Firms that restrict markets can be controlled via regulation and competition policy
Inadequate education/training can be addressed by providing appropriate merit goods. Governments have a role to play in ensuring that skilled people are available when needed, by investing in higher education and work based training.
In addition the gov can create incentives. They may:
Offer tax breaks and grants to stimulate investment.
Fund R&D to facilitate technological improvements and process innovation. This may help UK firms to develop a comparative advantage in the world economy.
In order to maximise productive potential, labour flexibility needs to be encouraged. Typically employees in the UK expect to move jobs 3 times in a working life!
All of these policies are very long term in their impact; many would be classed as S-S.
Can the economy be turned around in a recession?
Ideally the government would like the economy to grow in a sustainable way. Gordon Brown was pretty good at this! But economic growth might be too fast. Or it might be negative - a recession, where aggregate demand falls, profits are depressed and businesses reduce output and make workers redundant.
Falling output – negative growth – herald the call for expansionary policies but these may have a multiplier effect. Government spending on capital projects (new schools/hospitals/roads) may lead to increased sales of building materials/construction equipment/employment. Workers receive income which they spend, and the cycle turns complimentary again.
Economies are cyclical and you could say that recessions are inevitable – the cycle of boom/bust is simply how economies work. It is impossible to say what would have happened if the banking system had avoided collapse in 2008, but a recession was due anyway!
The economy is clearly vulnerable to shocks and it is hard to predict events accurately. The Irish economy is a good example (Google a graph of its growth in the 90s/00s! A staggering 350% increase), was overheating from such a massive boom long before the fall in housing prices in the US undermined the banks on a global level.
Managing the economic cycle
During a boom, aggregate demand is growing strongly and businesses respond by investing. Inflation may occur. Employers will be searching for people with scarce skills and wages might be pushed up.
The threat of inflation will trigger moves to reduce aggregate demand. Initially the objective will be to make demand grow less fast – to prevent the economy from overheating. This has been the ‘sustainable approach’ of Mr Brown and the MPC during the ‘naught-ies’ prior to 2008.
A recession will affect firms in different ways. Demand may fall and cash flow will suffer. Businesses may try to cut costs (thus redundancies and outsourcing). Firms will be increasing dependent on external sources of finance and adversely affected by MPC interest rate changes.
Profits may fall, reducing retained profits and investment. Firms maybe reluctant to invest when demand is falling anyway. Suppliers will be affected too. Firms in construction and engineering sectors are especially vulnerable.
All of these trends are, collectively, going to reduce aggregate demand further!
A key aim of gov policies is to keep the economy stable.

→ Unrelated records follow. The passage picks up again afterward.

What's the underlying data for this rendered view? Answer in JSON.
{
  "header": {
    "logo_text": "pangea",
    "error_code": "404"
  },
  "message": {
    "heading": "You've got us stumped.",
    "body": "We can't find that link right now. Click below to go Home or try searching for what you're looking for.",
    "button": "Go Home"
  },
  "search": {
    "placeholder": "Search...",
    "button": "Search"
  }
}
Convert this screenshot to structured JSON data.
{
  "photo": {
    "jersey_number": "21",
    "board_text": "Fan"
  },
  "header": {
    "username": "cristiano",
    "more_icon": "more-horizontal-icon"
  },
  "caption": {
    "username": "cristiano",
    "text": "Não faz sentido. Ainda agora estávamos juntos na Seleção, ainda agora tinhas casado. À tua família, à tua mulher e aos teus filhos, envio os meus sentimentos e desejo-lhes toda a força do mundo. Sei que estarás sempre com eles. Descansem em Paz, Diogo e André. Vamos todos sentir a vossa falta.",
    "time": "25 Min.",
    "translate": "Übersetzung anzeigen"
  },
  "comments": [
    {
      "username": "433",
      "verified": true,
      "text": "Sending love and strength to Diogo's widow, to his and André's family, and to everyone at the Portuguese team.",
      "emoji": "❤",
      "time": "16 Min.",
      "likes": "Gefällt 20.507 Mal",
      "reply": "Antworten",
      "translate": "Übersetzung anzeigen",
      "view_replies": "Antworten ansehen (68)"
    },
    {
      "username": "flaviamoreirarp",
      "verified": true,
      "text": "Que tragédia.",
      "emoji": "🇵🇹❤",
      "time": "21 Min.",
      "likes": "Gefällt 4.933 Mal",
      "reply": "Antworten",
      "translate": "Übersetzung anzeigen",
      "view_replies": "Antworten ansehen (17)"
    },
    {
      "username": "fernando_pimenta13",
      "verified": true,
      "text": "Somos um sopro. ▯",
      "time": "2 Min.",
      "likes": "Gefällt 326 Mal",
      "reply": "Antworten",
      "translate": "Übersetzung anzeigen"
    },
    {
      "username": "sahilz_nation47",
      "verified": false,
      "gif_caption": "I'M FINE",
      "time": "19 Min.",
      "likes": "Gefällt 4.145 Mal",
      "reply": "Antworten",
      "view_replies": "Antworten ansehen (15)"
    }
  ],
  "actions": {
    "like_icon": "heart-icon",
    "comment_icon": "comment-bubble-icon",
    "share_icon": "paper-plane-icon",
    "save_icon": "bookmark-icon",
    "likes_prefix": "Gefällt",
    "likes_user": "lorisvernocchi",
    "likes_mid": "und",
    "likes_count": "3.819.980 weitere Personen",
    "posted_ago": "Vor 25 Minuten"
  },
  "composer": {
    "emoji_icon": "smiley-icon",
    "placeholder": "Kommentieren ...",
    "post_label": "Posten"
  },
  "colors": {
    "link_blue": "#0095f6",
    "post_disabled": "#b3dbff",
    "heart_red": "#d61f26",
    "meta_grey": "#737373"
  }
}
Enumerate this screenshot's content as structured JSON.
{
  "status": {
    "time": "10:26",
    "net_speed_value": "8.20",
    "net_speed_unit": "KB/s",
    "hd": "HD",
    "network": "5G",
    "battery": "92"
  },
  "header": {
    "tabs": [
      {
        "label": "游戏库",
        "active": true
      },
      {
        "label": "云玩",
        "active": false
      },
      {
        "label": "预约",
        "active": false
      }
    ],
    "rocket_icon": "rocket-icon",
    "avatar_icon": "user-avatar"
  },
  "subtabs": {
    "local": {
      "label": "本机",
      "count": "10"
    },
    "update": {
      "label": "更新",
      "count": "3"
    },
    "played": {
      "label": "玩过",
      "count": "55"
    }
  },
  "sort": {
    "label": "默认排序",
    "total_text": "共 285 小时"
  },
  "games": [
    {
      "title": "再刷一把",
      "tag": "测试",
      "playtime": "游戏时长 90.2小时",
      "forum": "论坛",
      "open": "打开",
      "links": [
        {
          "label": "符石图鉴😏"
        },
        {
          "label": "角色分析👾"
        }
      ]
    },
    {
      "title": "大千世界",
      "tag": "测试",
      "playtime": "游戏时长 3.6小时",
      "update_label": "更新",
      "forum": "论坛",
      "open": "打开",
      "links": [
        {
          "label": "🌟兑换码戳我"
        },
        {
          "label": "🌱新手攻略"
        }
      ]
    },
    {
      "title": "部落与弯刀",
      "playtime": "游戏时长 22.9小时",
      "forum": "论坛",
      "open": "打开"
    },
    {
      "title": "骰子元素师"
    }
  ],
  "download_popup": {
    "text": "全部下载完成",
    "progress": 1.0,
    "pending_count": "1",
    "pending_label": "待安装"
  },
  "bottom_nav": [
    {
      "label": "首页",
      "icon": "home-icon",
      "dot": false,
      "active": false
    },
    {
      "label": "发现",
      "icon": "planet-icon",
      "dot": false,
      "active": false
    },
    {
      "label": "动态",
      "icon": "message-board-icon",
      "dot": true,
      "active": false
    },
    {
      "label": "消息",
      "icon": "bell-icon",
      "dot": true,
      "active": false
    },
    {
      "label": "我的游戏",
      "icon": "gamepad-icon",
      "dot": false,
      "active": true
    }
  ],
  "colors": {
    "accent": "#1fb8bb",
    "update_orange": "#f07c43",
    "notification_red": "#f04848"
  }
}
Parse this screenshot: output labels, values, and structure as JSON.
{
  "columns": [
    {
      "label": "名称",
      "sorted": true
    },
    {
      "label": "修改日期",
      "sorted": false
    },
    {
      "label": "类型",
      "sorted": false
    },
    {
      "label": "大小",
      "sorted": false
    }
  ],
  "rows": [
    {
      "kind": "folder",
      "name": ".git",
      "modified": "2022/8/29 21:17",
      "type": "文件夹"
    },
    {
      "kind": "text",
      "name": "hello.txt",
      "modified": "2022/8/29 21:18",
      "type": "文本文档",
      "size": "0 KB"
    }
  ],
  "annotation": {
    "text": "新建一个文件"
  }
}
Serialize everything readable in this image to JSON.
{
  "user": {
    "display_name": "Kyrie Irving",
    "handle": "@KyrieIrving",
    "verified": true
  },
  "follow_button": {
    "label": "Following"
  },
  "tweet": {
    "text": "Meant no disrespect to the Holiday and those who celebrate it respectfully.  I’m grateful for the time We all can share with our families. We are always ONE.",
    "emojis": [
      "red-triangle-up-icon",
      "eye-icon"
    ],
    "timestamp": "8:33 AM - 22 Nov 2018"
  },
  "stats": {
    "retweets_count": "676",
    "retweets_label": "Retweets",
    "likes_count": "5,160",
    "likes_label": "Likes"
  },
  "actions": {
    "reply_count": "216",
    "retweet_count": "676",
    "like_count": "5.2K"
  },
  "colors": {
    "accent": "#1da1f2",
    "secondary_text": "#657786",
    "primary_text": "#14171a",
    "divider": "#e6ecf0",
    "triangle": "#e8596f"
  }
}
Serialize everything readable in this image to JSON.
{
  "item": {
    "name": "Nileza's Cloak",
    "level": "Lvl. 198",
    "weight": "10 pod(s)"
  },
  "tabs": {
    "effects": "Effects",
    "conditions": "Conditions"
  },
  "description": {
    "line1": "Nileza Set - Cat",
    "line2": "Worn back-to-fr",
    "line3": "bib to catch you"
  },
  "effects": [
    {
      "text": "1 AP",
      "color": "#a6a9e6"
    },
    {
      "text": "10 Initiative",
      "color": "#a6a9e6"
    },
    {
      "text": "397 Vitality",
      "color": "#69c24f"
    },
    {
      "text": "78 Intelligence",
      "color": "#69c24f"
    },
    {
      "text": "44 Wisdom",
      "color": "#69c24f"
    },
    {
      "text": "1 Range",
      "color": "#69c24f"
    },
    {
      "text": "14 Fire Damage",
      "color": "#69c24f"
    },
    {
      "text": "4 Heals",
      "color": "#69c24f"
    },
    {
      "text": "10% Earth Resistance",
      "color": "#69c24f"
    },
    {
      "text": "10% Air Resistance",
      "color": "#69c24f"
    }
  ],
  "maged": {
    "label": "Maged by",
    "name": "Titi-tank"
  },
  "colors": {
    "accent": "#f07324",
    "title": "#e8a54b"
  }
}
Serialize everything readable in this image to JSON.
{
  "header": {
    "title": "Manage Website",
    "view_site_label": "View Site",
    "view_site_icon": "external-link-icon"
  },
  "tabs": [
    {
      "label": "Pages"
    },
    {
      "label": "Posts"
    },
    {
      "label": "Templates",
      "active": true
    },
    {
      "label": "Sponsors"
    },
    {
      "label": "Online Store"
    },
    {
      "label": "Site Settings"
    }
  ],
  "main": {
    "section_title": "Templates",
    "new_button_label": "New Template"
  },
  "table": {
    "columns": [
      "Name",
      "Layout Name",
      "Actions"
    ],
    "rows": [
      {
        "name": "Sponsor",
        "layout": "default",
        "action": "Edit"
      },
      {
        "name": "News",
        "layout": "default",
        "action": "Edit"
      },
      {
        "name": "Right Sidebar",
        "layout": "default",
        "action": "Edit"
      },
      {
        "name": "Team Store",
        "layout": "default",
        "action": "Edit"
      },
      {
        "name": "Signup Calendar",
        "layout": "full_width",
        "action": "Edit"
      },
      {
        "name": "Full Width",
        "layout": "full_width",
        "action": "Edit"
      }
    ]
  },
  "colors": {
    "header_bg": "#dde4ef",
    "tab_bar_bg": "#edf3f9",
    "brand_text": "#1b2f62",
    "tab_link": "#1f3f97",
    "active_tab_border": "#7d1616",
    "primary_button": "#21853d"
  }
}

Cyclical fluctuations increase uncertainty and make it harder for businesses to plan for the future. They prevent governments from reaching their 4 macro-economic objectives.
Contractionary policies will be used to tackle a boom if an economy is overheating. This will, of course, slow down economic growth – but if implemented at the correct time will make that growth sustainable in the long-run.
Expansionary policies will be used to stimulate an economy that is stagnating. Subsequently aggregate demand will be moderately increased. For an economy which is actually in recession (defined officially as two consecutive quarters of falling output) the expansionary measures should be more robust.